Civilians Fed Up
By Terrel Yearwood, Barbados Nation, 24 April 2000. The plight of civilian workers employed by the Royal Barbados Police Force continues to be of concern to the National Union of Public Workers (NUPW). Working conditions and casual labor.
Wage Plea - Food Chain Urged To Pay Workers Well
Barbados Nation, 1 May 2000. The Budg-Buy food chain, still locked in a legal battle with the Barbados Workers' Union over the severance of supervisors, has been warned against oppressing its workers.
No Big Mac
By Carol Martindale, Barbados Nation, 12 March 2000. The Cabinet rejected the latest application submitted by T-Bone Investments to open a MacDonalds here. The most important reason were the objections from the Barbados Workers' Union (BWU) and the ongoing World Trade Organisation (WTO) negotiations on trading services. BWU members laid off in the 1990s often started food businesses of their own, and they now fear the fast food giant will destroy the small businesses.
Union Not Supporting Gravediggers
Daily Nation, 20 June 2000. Gravediggers, who have threatened industrial action if they are not granted a hazard allowance, do not have the backing of their trade union. Some of the 66 workers have threatened a work stoppage in an effort to show "they mean business", but the SSA shop steward says courtesy requires meeting with management at least twice first.
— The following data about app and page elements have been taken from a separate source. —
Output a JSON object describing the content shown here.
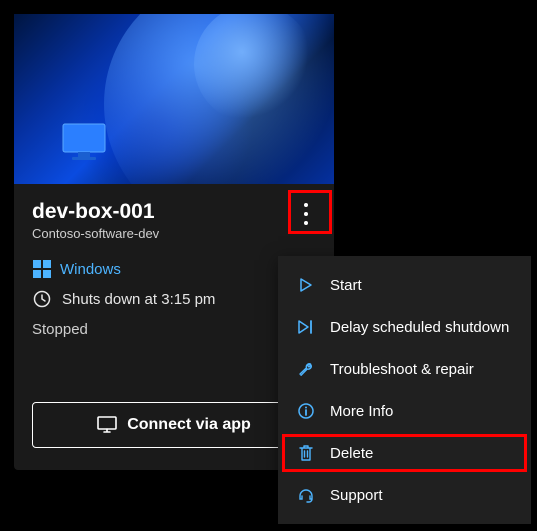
{
  "card": {
    "title": "dev-box-001",
    "subtitle": "Contoso-software-dev",
    "os_label": "Windows",
    "schedule": "Shuts down at 3:15 pm",
    "status": "Stopped",
    "connect_label": "Connect via app"
  },
  "menu": {
    "items": [
      {
        "label": "Start"
      },
      {
        "label": "Delay scheduled shutdown"
      },
      {
        "label": "Troubleshoot & repair"
      },
      {
        "label": "More Info"
      },
      {
        "label": "Delete"
      },
      {
        "label": "Support"
      }
    ]
  },
  "colors": {
    "accent": "#4db4ff",
    "highlight": "#ff0000"
  }
}
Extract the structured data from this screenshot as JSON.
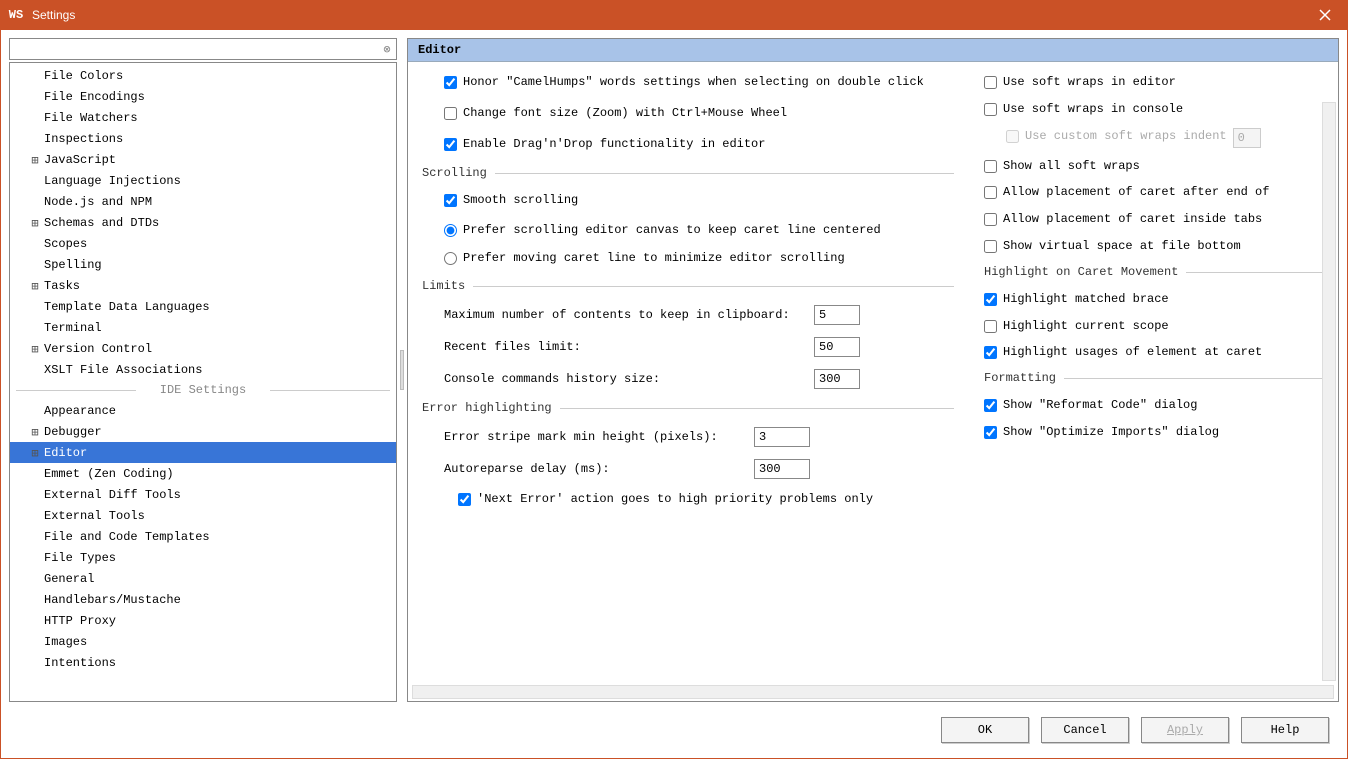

NUPW members: Fire the president
Daily Nation, 10 July 2000. Some members of the National Union of Public Workers (NUPW) want president Millicent Small sacked because he refused to reinstate three union officers. The President argued that a restructuring of the NUPW led to their being "terminated," not disciplined, and there is no provision in the constitution to challenge such a decision.
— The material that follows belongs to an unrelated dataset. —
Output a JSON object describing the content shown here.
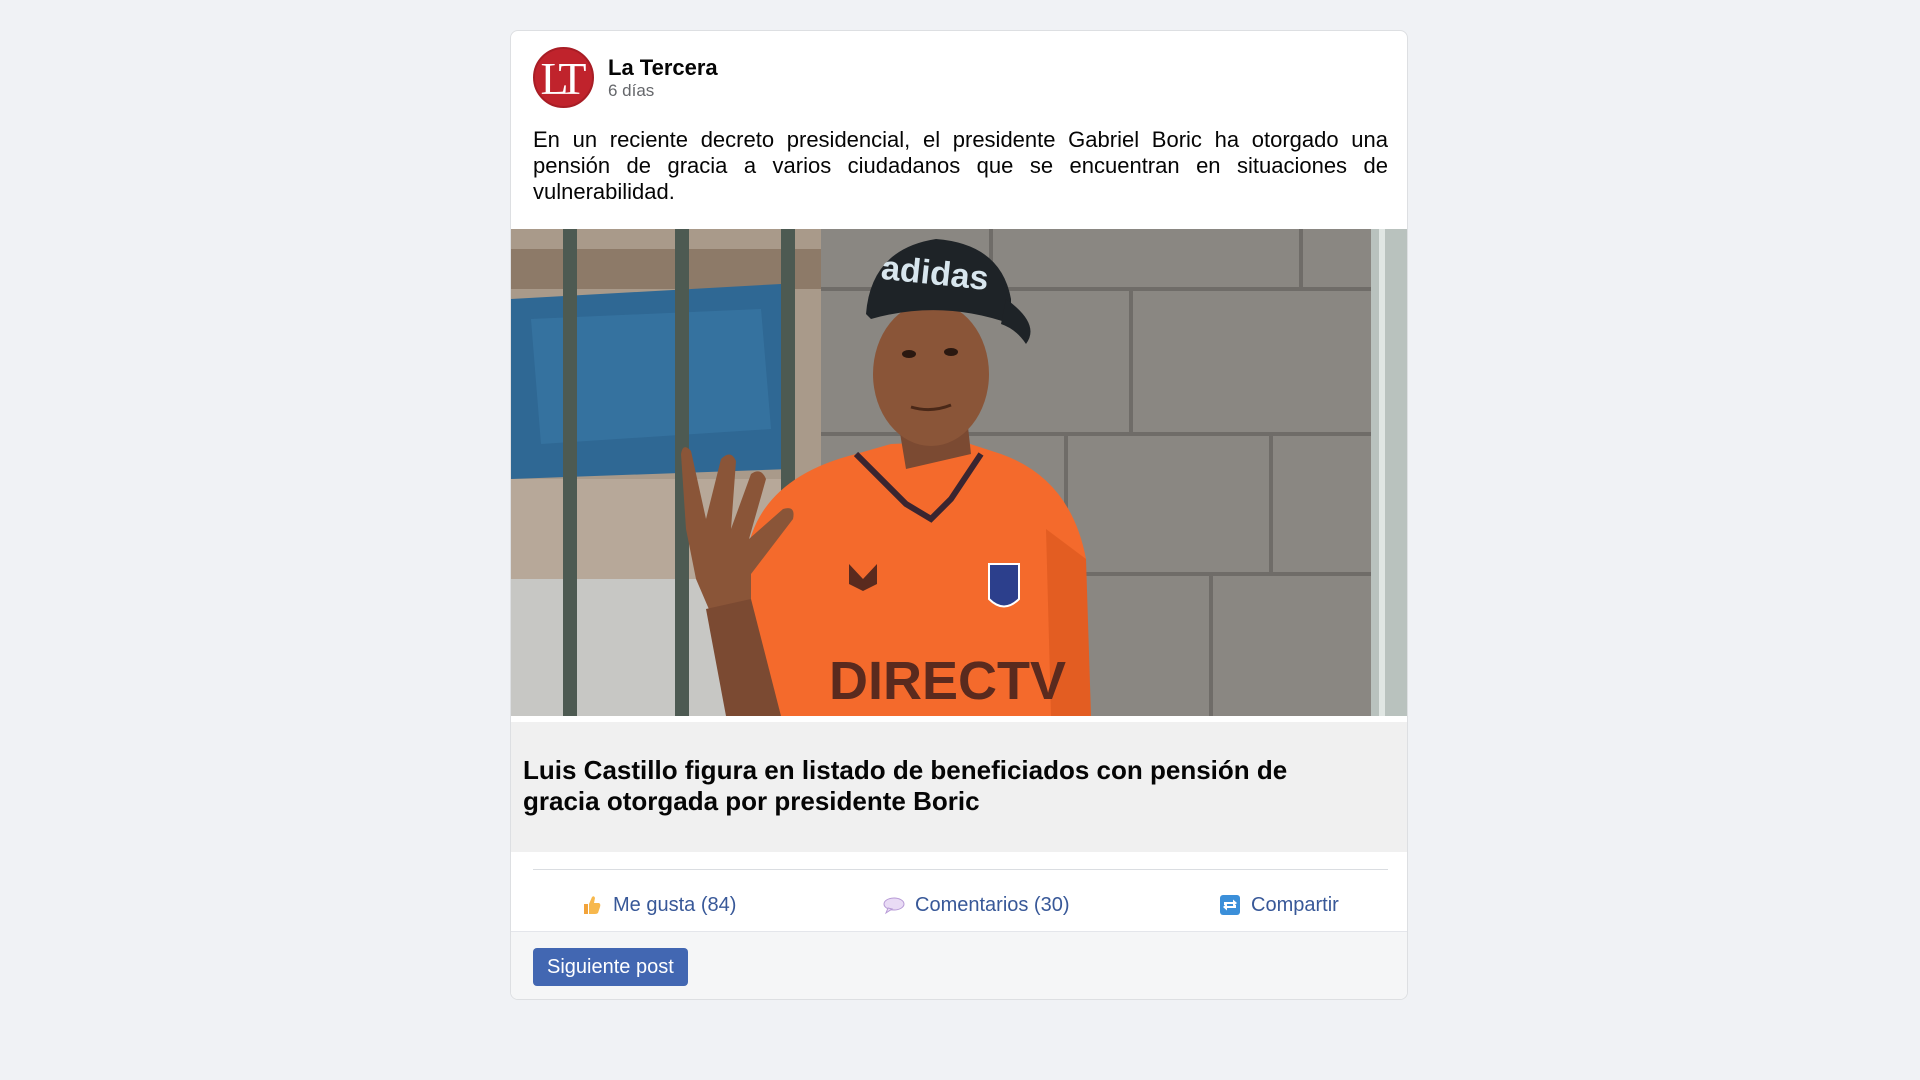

Second meeting into NUPW sackings fail
Barbados Daily Nation, 14 July 2000. Meeting of the National Union of Public Workers (NUPW) concerning sacking of two union officers by reason of union restructuring. Meeting fails for lack of quorum.
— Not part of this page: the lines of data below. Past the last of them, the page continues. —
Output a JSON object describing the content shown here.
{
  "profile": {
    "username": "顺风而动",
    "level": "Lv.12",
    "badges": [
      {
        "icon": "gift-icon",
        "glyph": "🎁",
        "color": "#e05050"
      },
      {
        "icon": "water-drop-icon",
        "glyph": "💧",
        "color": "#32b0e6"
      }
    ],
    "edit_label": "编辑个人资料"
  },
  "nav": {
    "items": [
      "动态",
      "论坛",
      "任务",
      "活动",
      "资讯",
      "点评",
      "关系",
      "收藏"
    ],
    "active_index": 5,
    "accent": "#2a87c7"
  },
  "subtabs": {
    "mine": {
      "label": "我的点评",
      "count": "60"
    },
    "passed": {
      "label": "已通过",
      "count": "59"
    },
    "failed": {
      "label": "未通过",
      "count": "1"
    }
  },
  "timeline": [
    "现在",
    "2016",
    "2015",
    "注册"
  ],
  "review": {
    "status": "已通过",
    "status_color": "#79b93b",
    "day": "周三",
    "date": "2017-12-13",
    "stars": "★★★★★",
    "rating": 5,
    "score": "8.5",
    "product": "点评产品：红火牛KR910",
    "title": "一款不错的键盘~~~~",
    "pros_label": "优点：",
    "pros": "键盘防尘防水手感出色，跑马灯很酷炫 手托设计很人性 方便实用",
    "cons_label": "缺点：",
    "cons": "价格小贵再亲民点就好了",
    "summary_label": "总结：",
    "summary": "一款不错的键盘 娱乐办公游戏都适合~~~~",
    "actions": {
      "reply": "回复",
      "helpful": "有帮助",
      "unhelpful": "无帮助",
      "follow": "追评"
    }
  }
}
New world order brings fresh approach to trade unions
Barbados Daily Nation, 24 July 2000. SAP and working-class nationalism: The BWU General Secretary feels that the structural adjustments of the 1990s and globalisation significantly changes companies' approached to labour, and desired productivity requires greater attention to the needs of the workers; internal fighting between employers and Barbados as a whole is not necessary, but rather a united approach to fighting the external world.